Thierry Fortune, Erin Wright, Ivan Juzang, Sheana Bull
Objective: There is abundant evidence of the HIV crisis in the Black community, yet African Americans—and African American men in particular—are consistently underrepresented in research on HIV prevention.
The purpose of journal article published by Contemporary Clinical Trials (March 2010) was to describe the methods used to recruit and retain young Black men in Philadelphia for an HIV prevention intervention.
Methods: A partnership between community members, MEE Productions Inc., and academic researchers of the Colorado School of Public Health (CSPH) in Denver was formed. Recognizing the core principles of community-based participatory research (CBPR), face-to-face recruitment was first conducted by MEE with the assistance of their community partners; subsequent enrollment and data collection were conducted via telephone by staff at CSPH.
Results: We enrolled 58% of the young Black men recruited, retained 77% of the young men for a follow-up survey at three months, and 65% of the initial enrollees were retained for the six-month follow-up survey. CSPH enrollment staff reported initial challenges due to the time lapse between recruitment and enrollment as well as participants’ unfamiliarity with the enrollment staff. Subsequently, MEE recruitment staff emphasized the telephone area code that they would receive follow-up phone calls from and the specific names of Colorado enrollment staff who would call.

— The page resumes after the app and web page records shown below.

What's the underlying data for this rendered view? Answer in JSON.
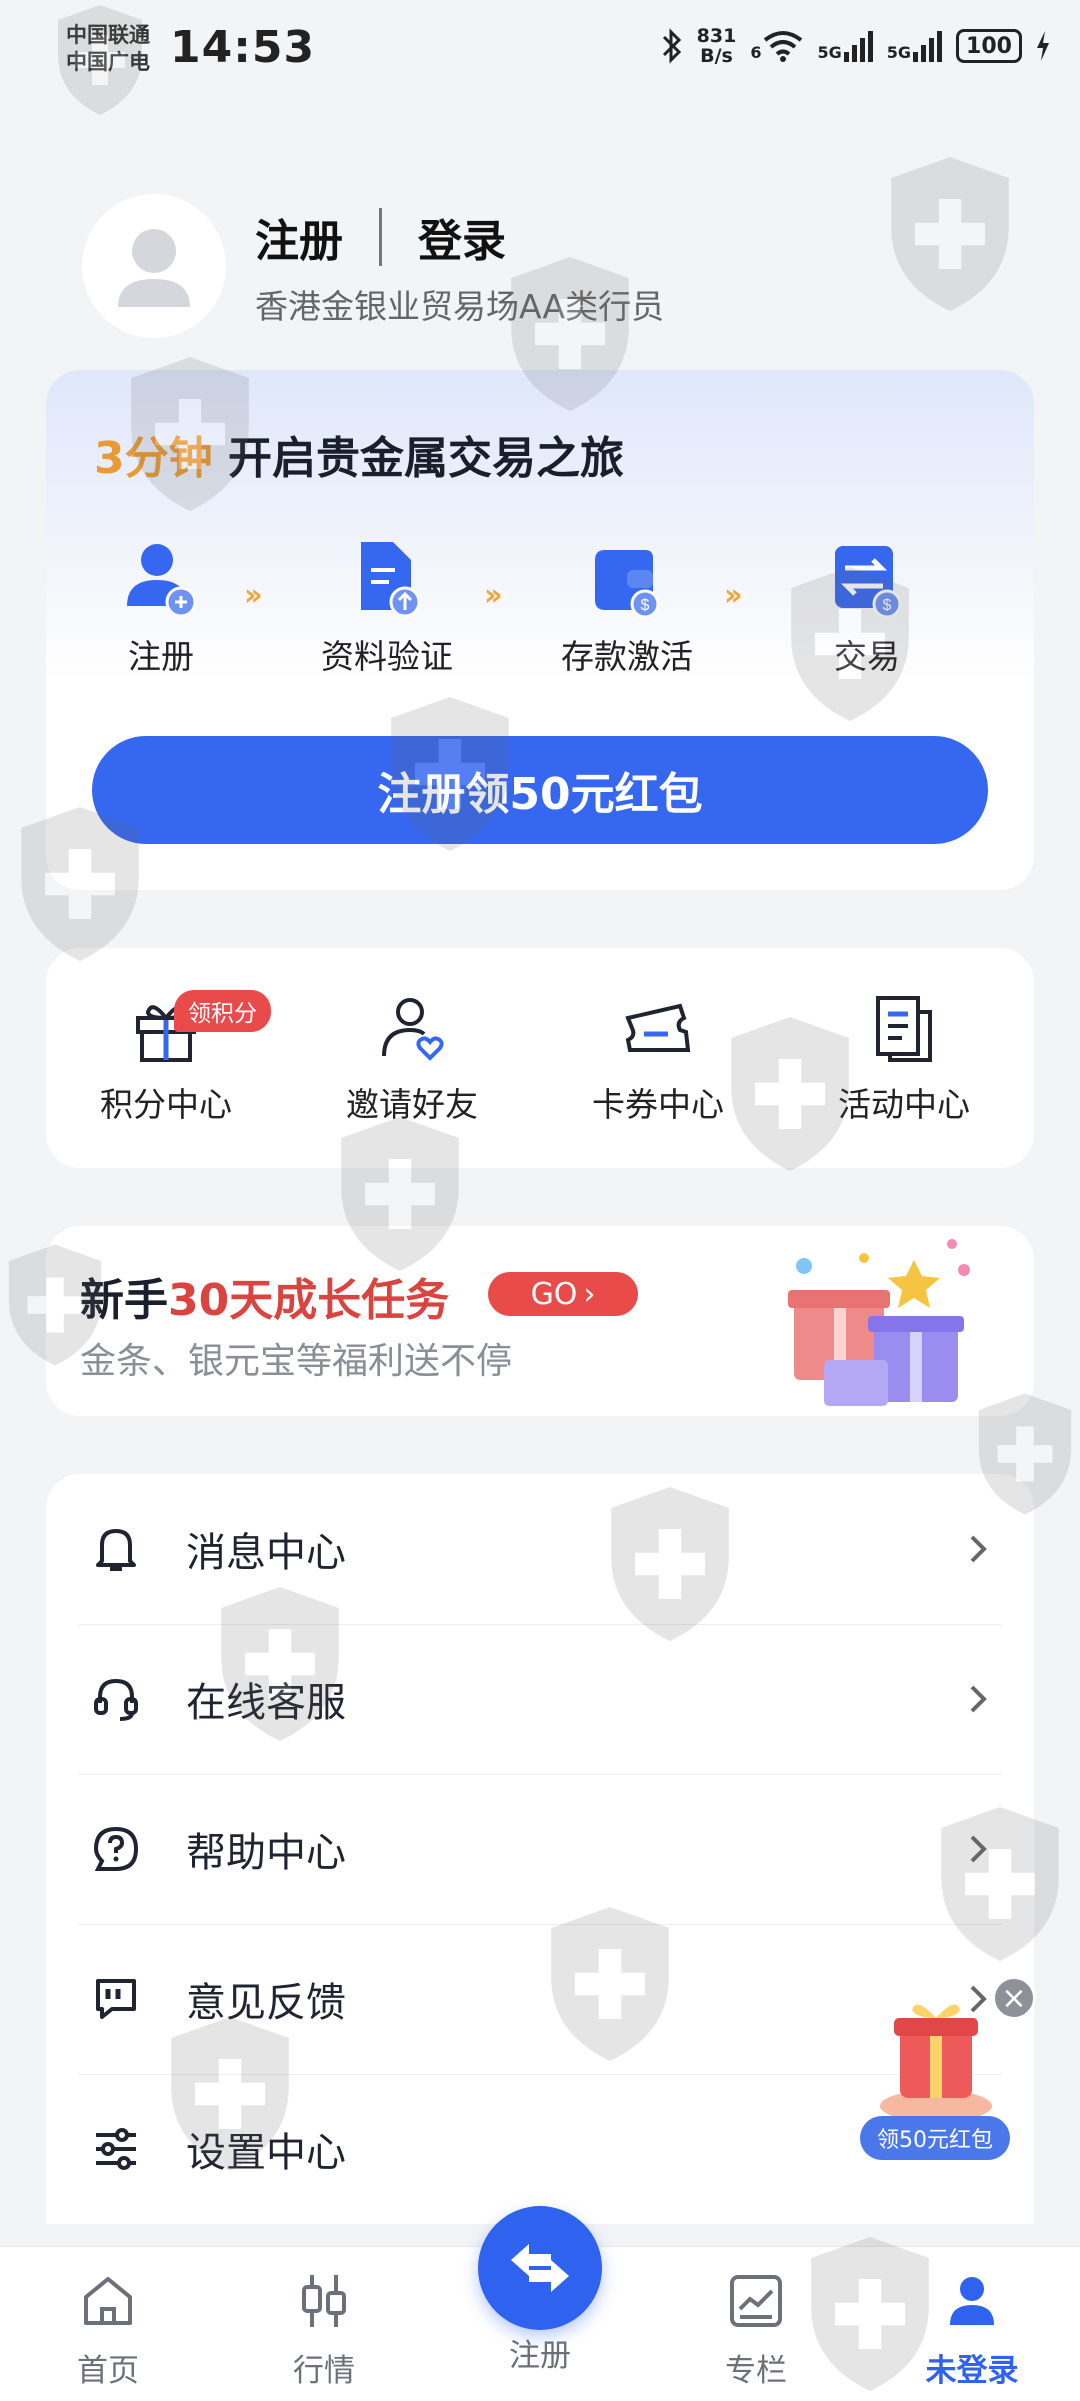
{
  "status_bar": {
    "carrier1": "中国联通",
    "carrier2": "中国广电",
    "time": "14:53",
    "net_speed_value": "831",
    "net_speed_unit": "B/s",
    "wifi_badge": "6",
    "signal1": "5G",
    "signal2": "5G",
    "battery": "100"
  },
  "user": {
    "register": "注册",
    "login": "登录",
    "subtitle": "香港金银业贸易场AA类行员"
  },
  "onboarding": {
    "title_highlight": "3分钟",
    "title_rest": "开启贵金属交易之旅",
    "steps": [
      {
        "label": "注册",
        "icon": "user-add-icon"
      },
      {
        "label": "资料验证",
        "icon": "document-upload-icon"
      },
      {
        "label": "存款激活",
        "icon": "wallet-icon"
      },
      {
        "label": "交易",
        "icon": "exchange-icon"
      }
    ],
    "cta": "注册领50元红包",
    "accent": "#3667f0"
  },
  "quick_links": {
    "badge": "领积分",
    "items": [
      {
        "label": "积分中心",
        "icon": "gift-box-icon"
      },
      {
        "label": "邀请好友",
        "icon": "invite-user-icon"
      },
      {
        "label": "卡券中心",
        "icon": "coupon-icon"
      },
      {
        "label": "活动中心",
        "icon": "activity-doc-icon"
      }
    ]
  },
  "growth_task": {
    "title_prefix": "新手",
    "title_highlight": "30天成长任务",
    "go": "GO",
    "subtitle": "金条、银元宝等福利送不停"
  },
  "menu": [
    {
      "label": "消息中心",
      "icon": "bell-icon"
    },
    {
      "label": "在线客服",
      "icon": "headset-icon"
    },
    {
      "label": "帮助中心",
      "icon": "help-bubble-icon"
    },
    {
      "label": "意见反馈",
      "icon": "feedback-quote-icon"
    },
    {
      "label": "设置中心",
      "icon": "settings-sliders-icon"
    }
  ],
  "floating_promo": {
    "label": "领50元红包"
  },
  "bottom_nav": [
    {
      "label": "首页",
      "icon": "home-icon"
    },
    {
      "label": "行情",
      "icon": "candlestick-icon"
    },
    {
      "label": "注册",
      "icon": "swap-icon"
    },
    {
      "label": "专栏",
      "icon": "chart-trend-icon"
    },
    {
      "label": "未登录",
      "icon": "user-icon"
    }
  ]
}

Conclusion: Our results demonstrate the importance of the community-academic partnership formed and adherence to the principles of CBPR in carrying out this work. Despite challenges in recruitment of racially and ethnically diverse participants for research, we successfully recruited, enrolled and retained young Black men in an HIV prevention program.
MEE Productions • Academic Partnerships